• ASSIGNMENT
Among the entries that follow, find every line with the word "icon" and copy it.

[[ INPUT MATERIAL open ]]

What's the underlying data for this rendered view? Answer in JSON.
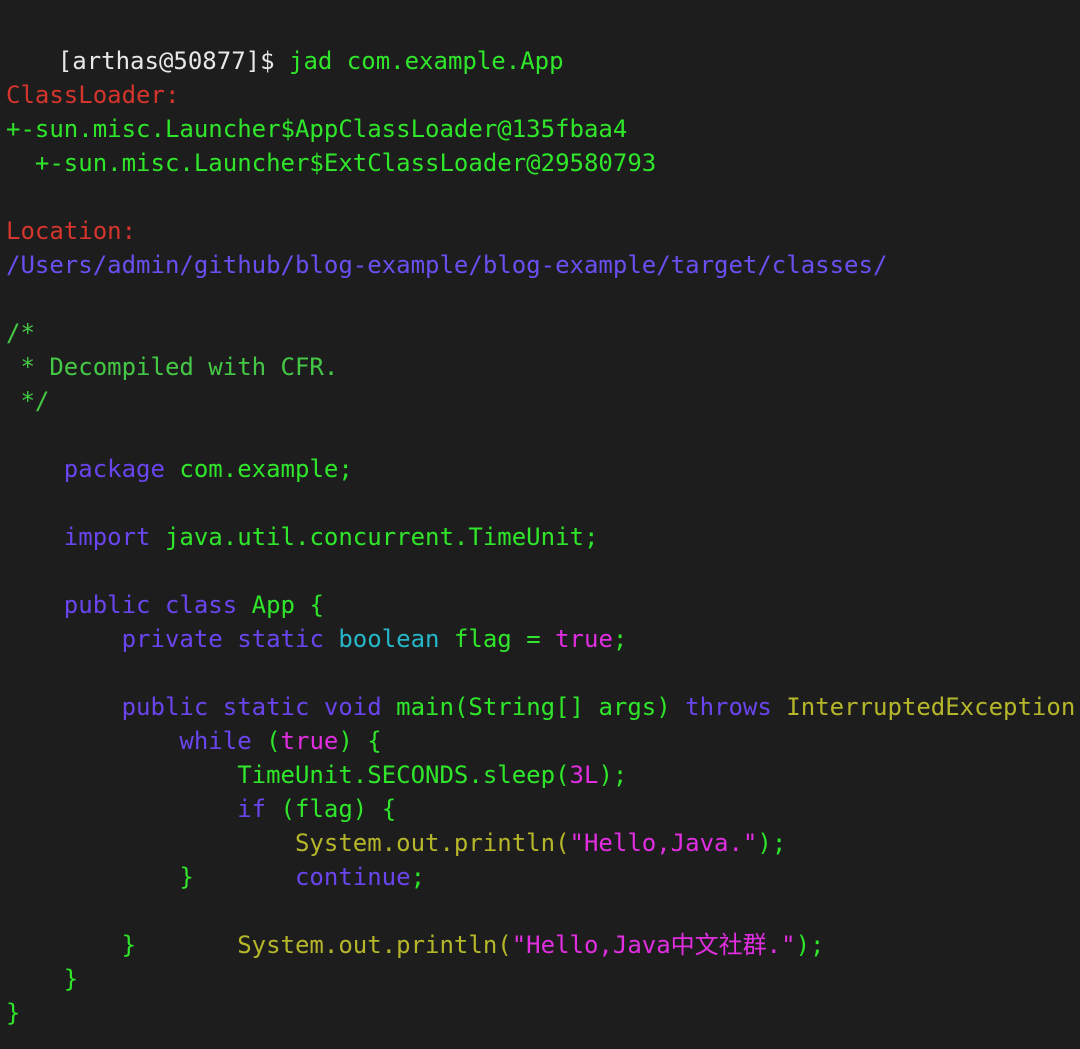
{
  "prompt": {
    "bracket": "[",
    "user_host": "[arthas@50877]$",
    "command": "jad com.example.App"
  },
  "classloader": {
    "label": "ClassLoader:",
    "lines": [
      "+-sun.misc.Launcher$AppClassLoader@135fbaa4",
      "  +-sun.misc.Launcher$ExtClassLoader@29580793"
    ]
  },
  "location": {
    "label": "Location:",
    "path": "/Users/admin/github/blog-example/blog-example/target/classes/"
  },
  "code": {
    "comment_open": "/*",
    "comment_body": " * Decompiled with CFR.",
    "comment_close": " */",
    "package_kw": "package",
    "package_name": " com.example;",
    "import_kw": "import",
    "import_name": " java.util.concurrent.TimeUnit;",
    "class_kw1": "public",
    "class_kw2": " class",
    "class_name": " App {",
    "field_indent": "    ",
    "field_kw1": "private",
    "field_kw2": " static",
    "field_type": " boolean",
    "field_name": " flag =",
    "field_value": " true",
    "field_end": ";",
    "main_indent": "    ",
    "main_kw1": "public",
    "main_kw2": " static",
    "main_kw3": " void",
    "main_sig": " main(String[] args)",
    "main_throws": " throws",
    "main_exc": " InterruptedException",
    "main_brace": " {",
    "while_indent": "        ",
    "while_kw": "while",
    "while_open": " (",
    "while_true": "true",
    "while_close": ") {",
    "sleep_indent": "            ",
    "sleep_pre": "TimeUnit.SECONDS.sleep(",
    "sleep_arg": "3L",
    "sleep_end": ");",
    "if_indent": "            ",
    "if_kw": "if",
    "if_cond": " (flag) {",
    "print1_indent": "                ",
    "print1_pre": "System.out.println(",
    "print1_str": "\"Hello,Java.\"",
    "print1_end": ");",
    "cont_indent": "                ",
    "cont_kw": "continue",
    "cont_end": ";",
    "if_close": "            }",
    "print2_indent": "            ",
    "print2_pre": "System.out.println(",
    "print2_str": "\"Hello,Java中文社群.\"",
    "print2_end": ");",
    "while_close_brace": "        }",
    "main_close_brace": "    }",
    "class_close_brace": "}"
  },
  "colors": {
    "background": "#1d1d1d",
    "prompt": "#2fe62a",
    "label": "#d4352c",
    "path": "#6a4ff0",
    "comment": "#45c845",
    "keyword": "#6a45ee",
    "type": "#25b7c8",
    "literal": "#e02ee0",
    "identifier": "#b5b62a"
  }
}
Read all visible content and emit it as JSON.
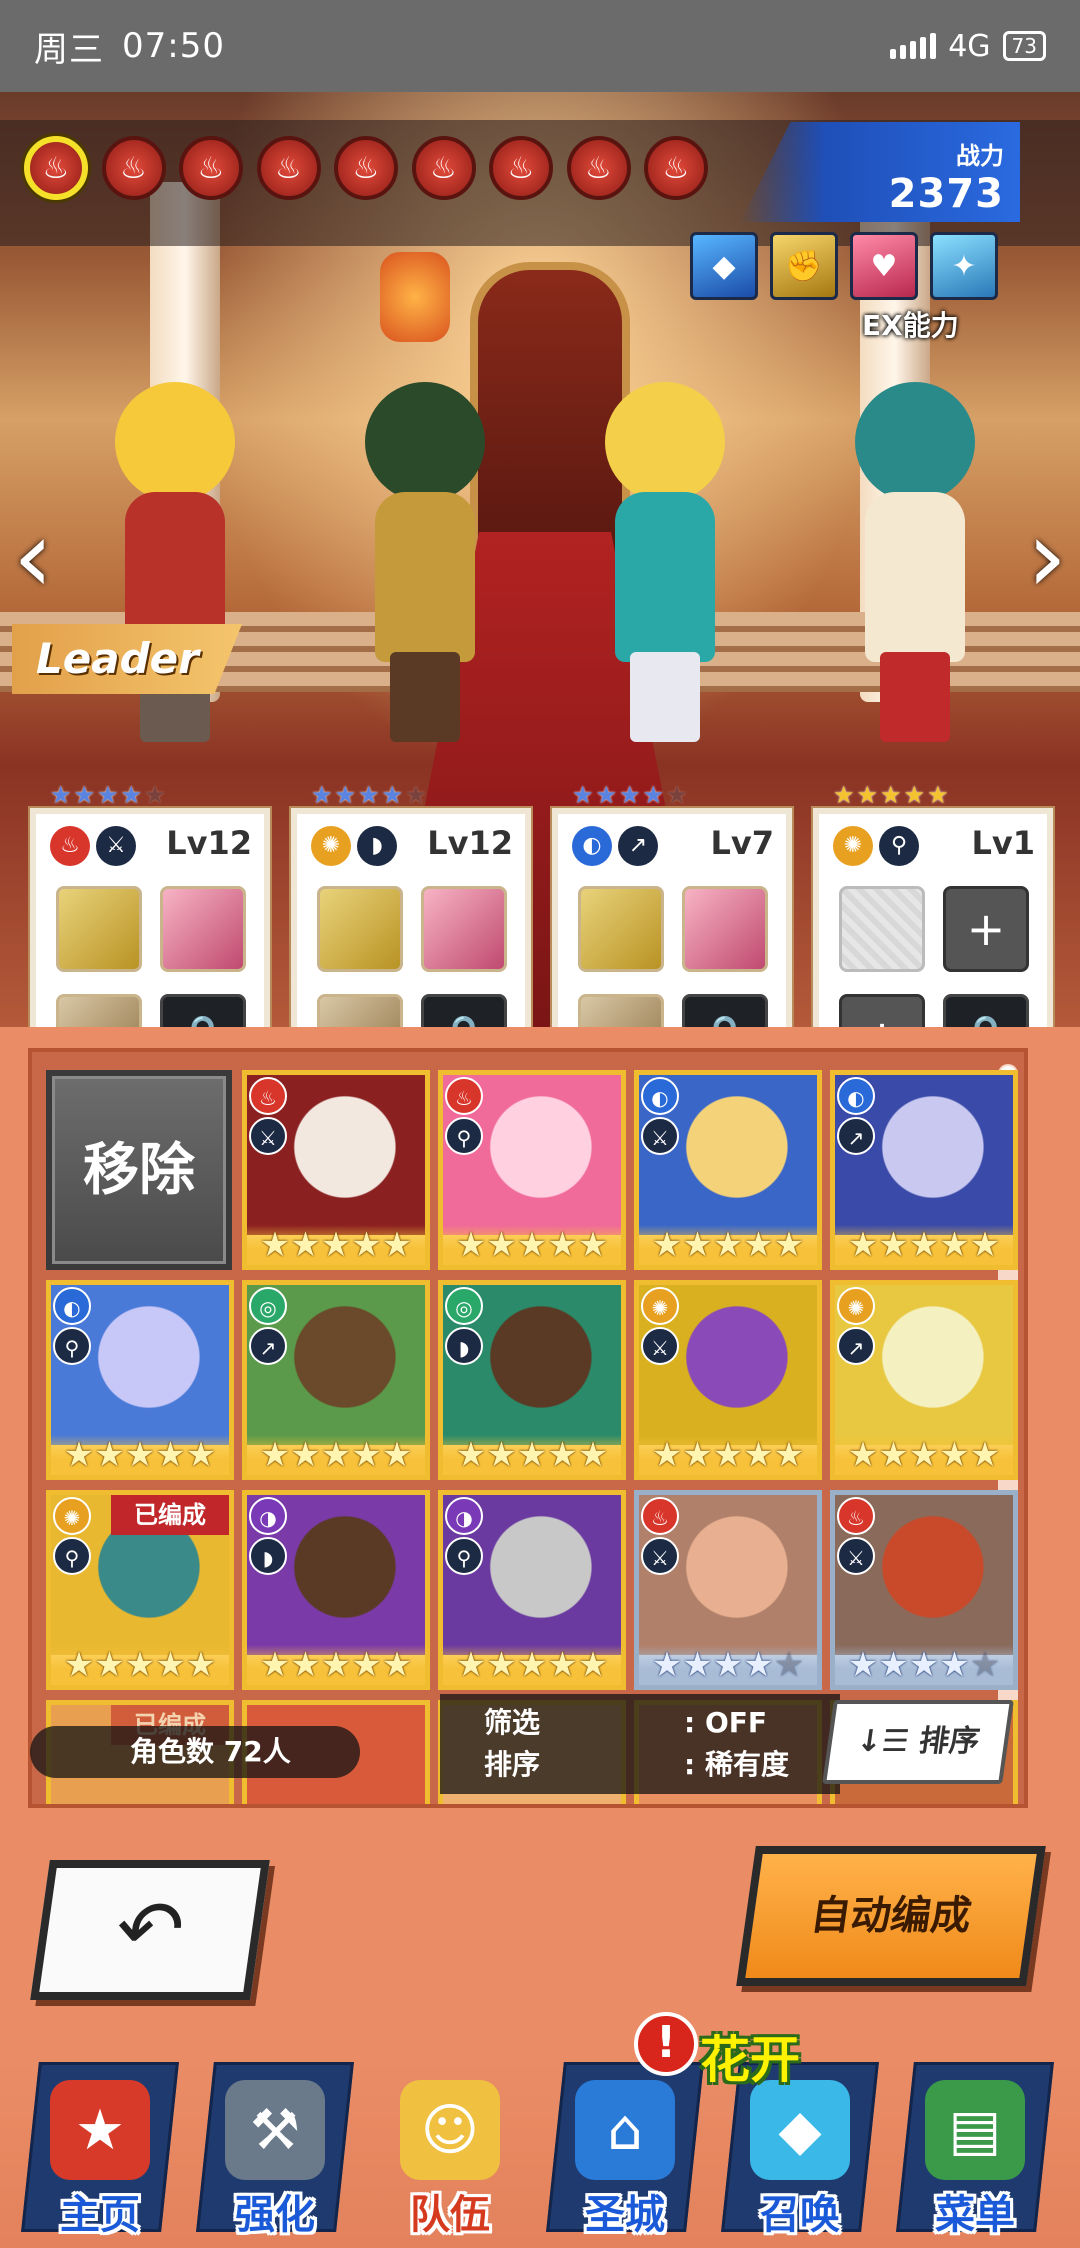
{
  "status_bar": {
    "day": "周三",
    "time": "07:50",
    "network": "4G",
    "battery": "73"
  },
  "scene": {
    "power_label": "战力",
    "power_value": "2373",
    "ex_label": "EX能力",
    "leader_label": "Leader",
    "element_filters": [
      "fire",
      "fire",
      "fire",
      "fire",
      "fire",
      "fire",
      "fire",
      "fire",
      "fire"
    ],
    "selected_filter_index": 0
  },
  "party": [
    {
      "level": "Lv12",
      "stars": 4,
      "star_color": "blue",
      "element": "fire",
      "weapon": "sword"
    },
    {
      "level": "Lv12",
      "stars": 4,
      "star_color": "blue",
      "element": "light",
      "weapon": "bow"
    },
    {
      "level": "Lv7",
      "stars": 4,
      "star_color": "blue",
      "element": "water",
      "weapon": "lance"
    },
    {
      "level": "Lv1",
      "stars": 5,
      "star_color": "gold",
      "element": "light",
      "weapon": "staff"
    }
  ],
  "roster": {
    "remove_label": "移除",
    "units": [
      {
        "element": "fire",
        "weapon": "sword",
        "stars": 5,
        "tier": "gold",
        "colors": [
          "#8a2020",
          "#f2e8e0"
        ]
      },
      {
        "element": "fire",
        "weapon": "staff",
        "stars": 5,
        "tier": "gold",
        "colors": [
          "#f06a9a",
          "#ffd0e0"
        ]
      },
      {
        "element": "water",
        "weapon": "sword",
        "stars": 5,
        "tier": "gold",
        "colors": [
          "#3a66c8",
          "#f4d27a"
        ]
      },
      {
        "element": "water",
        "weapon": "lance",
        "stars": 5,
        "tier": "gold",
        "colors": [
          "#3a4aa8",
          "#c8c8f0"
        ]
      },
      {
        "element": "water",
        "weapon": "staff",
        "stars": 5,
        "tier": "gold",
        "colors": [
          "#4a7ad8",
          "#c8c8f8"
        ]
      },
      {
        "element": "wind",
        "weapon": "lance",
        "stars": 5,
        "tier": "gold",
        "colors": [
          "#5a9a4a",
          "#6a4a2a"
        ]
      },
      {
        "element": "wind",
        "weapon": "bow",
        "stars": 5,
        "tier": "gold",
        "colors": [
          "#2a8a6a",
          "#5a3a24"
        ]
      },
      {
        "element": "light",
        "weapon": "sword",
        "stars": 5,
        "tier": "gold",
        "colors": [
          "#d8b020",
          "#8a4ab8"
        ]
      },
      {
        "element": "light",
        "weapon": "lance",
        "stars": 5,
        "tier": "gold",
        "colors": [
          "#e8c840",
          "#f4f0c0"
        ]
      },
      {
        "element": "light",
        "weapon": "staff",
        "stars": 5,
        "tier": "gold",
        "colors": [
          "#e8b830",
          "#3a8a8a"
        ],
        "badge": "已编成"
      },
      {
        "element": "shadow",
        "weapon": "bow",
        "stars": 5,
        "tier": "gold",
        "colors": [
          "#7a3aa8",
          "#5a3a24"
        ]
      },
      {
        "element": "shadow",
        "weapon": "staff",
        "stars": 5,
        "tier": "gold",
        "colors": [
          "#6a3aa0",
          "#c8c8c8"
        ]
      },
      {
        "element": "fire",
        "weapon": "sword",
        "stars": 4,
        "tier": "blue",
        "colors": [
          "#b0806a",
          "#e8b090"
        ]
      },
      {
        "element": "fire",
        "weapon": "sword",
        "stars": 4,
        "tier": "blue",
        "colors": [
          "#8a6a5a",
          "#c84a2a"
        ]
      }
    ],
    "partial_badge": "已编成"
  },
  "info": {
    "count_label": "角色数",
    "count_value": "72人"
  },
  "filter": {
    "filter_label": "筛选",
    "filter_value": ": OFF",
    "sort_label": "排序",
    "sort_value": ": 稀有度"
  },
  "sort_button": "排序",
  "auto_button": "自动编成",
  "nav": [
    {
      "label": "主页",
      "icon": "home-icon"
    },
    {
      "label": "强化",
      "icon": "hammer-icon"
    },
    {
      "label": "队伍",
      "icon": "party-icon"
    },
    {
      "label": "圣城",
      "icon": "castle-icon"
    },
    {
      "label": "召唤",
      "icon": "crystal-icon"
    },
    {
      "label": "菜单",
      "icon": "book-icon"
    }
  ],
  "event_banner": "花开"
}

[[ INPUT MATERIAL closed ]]
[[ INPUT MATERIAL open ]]

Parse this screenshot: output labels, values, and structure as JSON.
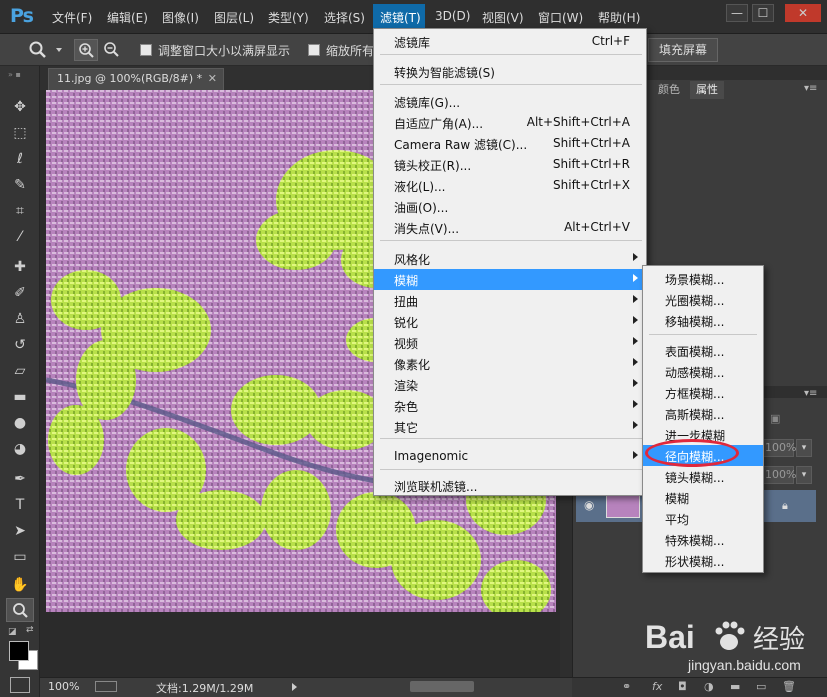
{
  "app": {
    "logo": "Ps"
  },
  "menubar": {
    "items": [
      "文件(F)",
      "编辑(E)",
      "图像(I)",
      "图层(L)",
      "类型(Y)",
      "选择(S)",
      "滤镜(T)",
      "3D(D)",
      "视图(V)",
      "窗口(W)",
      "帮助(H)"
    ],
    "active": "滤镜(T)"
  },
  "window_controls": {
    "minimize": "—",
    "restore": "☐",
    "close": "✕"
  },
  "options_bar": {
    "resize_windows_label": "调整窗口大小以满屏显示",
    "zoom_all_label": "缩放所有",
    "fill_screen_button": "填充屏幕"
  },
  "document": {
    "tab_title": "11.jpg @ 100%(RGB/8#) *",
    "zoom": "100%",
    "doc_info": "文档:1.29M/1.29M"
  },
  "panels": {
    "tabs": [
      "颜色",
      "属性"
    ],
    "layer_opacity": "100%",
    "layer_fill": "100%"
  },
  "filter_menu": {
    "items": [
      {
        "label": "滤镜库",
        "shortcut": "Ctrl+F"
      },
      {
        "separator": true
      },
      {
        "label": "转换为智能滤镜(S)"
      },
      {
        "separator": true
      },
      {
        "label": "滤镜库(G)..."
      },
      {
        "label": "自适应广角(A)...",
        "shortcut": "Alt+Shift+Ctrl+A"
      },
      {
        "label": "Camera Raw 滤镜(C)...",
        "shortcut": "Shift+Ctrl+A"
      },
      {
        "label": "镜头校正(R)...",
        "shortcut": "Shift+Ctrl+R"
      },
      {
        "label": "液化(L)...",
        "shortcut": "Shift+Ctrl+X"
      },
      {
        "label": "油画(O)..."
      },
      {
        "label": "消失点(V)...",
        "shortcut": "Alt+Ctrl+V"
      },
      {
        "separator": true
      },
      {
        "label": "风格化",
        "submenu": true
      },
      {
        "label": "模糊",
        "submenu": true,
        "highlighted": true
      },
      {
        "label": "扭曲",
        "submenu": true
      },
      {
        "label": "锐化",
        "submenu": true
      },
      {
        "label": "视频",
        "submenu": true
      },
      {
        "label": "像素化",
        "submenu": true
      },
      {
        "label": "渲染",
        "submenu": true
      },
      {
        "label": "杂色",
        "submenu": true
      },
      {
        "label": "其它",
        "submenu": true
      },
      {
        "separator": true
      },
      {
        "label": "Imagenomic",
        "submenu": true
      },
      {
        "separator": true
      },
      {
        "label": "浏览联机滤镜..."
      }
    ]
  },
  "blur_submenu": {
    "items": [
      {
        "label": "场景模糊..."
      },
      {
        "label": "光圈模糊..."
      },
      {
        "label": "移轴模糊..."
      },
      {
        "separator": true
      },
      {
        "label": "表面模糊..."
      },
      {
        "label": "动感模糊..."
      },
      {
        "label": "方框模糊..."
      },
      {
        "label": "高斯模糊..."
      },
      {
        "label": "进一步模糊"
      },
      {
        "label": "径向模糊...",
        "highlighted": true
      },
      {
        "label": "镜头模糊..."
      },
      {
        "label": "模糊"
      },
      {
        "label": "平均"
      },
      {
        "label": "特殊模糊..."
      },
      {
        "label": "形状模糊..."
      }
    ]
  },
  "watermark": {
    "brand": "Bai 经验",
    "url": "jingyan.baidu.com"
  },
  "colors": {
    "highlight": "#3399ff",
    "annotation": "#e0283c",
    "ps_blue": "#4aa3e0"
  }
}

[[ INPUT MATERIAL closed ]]

• REPLY TO THE EXERCISE
      "icon": "home-icon"
      "icon": "hammer-icon"
      "icon": "party-icon"
      "icon": "castle-icon"
      "icon": "crystal-icon"
      "icon": "book-icon"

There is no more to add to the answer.